The Bucks averaged just 13,487 fans per game in their decrepit home arena this season, and were until last month a prime candidate for both relocation and finishing bottom of this list. However, fresh off buying the team for $550 million, their new owners are discussing bold plans to rejuvenate professional basketball in Wisconsin. A team that dates back to the ‘60s and once won a title led by two of the 15 greatest players of all time deserves one last chance, but let’s face it: Milwaukee will always be an undesirable location. If they do get the top pick, what are the chances their selection will want to play out his career there?

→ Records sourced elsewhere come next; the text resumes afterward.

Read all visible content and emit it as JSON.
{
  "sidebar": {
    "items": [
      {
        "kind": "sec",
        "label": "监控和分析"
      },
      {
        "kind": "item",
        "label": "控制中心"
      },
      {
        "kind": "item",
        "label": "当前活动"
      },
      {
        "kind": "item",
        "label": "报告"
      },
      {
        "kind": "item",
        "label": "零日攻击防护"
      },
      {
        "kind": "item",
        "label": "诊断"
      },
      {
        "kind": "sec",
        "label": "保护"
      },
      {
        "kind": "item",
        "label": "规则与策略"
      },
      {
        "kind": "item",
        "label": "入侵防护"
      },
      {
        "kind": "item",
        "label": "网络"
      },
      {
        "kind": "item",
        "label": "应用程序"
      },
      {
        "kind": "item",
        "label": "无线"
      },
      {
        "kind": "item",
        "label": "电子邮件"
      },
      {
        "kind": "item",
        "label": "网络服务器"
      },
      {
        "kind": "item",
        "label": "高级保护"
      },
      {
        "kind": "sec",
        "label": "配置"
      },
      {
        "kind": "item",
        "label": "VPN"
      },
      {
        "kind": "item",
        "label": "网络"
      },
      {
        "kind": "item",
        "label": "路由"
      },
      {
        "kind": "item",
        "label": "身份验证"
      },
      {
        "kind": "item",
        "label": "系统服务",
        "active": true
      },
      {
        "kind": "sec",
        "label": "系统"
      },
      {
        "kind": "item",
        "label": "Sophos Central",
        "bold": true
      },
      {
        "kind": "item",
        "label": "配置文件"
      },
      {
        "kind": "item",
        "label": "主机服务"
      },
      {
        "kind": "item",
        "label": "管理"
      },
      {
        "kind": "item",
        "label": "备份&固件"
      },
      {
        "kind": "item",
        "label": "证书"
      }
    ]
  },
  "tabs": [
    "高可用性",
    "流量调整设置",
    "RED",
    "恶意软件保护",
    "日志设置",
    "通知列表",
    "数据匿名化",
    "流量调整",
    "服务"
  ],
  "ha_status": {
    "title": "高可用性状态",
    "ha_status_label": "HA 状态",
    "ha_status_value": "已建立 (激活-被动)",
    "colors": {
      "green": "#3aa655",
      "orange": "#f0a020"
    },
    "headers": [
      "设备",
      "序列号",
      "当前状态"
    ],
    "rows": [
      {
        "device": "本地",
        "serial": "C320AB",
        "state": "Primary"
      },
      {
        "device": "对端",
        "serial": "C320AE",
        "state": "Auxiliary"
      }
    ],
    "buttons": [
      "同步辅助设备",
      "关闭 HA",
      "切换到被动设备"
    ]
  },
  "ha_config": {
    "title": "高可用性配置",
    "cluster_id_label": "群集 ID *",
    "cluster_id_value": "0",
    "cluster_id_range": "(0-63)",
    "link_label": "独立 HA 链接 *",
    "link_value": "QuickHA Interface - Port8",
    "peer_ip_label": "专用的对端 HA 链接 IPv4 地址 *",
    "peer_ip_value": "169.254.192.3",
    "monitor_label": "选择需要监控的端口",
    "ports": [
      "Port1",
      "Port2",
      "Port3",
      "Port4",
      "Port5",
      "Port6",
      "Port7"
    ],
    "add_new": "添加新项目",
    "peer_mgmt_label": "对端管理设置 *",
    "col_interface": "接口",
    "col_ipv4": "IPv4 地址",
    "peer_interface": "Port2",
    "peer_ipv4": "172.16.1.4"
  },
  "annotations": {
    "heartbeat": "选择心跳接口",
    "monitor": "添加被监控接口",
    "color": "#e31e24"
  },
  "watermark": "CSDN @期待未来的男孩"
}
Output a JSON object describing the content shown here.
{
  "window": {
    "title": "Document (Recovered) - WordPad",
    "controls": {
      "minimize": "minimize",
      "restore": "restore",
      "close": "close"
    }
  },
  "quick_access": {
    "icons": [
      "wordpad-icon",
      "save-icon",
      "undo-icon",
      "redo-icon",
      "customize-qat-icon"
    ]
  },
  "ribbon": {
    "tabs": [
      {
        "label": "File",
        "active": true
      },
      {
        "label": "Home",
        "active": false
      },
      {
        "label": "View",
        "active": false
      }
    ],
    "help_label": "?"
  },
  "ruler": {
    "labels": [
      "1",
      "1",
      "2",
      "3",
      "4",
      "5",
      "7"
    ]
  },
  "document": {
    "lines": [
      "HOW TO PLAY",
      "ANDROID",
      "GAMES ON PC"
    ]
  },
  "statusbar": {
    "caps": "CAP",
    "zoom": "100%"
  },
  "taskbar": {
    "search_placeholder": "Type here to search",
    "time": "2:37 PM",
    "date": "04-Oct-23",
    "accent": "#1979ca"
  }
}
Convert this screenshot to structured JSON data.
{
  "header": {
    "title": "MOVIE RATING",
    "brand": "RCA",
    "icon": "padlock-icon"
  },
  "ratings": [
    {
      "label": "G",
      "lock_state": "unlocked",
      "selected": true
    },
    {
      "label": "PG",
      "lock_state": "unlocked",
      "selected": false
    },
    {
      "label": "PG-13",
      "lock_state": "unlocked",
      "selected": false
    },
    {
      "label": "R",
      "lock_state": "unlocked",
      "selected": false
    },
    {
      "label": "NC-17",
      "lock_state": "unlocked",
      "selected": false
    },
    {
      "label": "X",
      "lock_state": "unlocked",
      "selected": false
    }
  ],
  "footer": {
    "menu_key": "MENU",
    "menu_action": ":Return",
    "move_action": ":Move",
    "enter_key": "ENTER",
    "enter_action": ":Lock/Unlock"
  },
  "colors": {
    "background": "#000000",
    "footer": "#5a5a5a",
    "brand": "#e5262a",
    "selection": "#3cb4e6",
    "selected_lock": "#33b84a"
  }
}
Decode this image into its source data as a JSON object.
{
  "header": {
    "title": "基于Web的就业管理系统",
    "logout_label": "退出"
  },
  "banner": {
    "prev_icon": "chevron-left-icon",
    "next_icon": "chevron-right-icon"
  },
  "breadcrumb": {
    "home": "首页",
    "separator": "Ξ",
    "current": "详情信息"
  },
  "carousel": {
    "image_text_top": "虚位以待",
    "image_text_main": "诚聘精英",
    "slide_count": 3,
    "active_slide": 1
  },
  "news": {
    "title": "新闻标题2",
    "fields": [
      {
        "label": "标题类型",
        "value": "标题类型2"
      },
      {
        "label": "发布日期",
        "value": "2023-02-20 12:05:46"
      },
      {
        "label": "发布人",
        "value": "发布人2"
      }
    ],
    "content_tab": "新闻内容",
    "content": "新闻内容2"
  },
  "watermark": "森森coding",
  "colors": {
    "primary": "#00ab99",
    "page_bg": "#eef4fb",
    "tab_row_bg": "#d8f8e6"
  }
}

12) Philadelphia 76ers
A sad-sack tanking franchise in a city that is only good for its cheesesteak and that treats basketball as the fourth most important professional sport. Unimpressive fans, very little existing talent, and Tony Wroten’s Air Jordan 10 shoe even exploded this season. Let’s hope they fall out of the top three.
13) Minnesota Timberwolves
A cold, unappealing location and a mediocre capped-out roster headlined by a star who is busy masterminding his exit, tired of putting up 26 and 12 in front of sub-15,000 crowds. No one wants to go to Minny so why should a top pick have to?
Sadly, I do not actually get to fix the lottery, and the undeserving Bucks (25.0% chance) and even more undeserving 76ers (19.9% chance) have the greatest odds of landing the top pick. The good news though is that there is thus a 55.1% chance that neither will snag it. Indeed, only once in the last ten years has a team with a bottom-two record been rewarded by winning the lottery: the 2008/09 Clippers, who selected Blake Griffin.
The Lakers, with the 6th worst record, have some recent historical cause for optimism: The 6th-worst Bucks won the top pick in 2005 and the 6th-worst Blazers won the top pick in 2007. Alas, the Bucks selected Andrew Bogut and the Blazers selected Greg Oden, so both teams may have been better off not winning the lotto after all.
As an aside, I am not a believer in draft lottery conspiracy theories, but imagine the firestorm if the L.A. does emerge with the No. 1 pick: One down year and the Lakers land the top pick in the most loaded draft in recent memory. An actual majority of casual NBA observers would probably believe that the fix was in. That is something Adam Silver will not want, but he should embrace it anyway.
The NBA is in a better place when its trio of flagship franchises – the Knicks, Lakers and Celtics – are all relevant. This year they all missed the playoffs for the first time in league history. Let this be the last time that ever happens – give the Lakers and Celtics each a top 3 pick and be done with it. They deserve it.